Extracted records: Begin

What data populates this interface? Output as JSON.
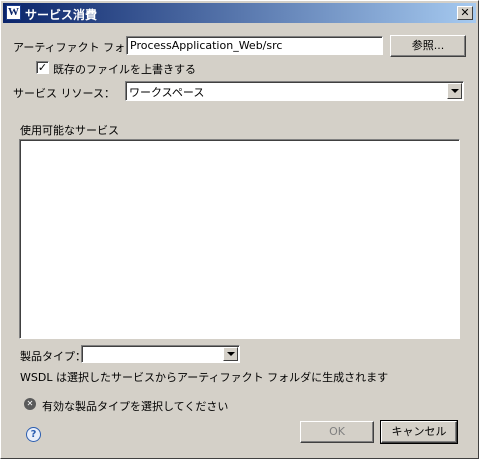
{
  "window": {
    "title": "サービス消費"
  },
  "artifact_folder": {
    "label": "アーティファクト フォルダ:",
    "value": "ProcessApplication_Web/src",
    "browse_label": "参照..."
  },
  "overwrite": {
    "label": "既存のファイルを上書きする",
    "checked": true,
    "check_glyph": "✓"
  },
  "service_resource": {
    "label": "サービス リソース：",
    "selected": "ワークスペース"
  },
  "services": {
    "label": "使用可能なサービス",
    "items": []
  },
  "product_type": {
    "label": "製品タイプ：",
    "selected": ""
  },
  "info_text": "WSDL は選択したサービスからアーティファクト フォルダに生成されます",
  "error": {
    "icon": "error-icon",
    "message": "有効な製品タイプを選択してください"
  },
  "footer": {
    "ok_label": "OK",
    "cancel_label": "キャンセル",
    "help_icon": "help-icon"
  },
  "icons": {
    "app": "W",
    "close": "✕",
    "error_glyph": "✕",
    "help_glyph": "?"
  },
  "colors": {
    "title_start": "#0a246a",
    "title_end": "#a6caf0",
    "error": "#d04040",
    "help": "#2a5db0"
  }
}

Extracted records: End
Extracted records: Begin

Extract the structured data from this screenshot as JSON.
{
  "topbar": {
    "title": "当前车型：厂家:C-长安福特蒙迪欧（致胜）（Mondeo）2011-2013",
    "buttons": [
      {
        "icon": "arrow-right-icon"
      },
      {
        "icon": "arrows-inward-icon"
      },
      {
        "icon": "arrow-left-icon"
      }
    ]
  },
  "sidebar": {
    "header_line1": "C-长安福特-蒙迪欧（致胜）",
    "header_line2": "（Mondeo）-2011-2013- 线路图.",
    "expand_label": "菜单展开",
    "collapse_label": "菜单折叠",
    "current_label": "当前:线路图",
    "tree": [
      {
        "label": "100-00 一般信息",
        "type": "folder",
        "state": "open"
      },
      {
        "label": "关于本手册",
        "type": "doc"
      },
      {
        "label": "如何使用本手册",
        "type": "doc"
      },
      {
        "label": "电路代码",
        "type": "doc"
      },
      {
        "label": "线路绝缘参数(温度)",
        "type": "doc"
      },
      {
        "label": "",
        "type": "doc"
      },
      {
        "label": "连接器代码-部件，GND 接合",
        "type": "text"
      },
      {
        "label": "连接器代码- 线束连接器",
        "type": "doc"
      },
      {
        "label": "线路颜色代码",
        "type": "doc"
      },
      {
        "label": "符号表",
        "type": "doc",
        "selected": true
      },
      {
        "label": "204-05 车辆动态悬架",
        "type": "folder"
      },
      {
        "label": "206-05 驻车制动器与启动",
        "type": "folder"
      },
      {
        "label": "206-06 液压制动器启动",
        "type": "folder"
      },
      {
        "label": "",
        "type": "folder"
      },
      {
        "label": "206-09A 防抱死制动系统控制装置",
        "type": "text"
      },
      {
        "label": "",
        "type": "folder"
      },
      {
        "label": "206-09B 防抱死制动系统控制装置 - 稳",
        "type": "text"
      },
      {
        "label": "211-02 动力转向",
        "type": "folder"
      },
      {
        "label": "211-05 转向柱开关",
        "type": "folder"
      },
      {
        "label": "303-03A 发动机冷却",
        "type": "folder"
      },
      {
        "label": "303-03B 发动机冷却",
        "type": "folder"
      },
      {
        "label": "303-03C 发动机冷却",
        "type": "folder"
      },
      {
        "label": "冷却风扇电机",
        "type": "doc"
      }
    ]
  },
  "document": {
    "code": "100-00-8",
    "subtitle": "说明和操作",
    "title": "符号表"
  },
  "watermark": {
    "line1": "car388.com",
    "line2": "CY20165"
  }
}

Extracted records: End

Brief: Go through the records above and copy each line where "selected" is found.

Expected output:
    "selected": "ワークスペース"
    "selected": ""
        "selected": true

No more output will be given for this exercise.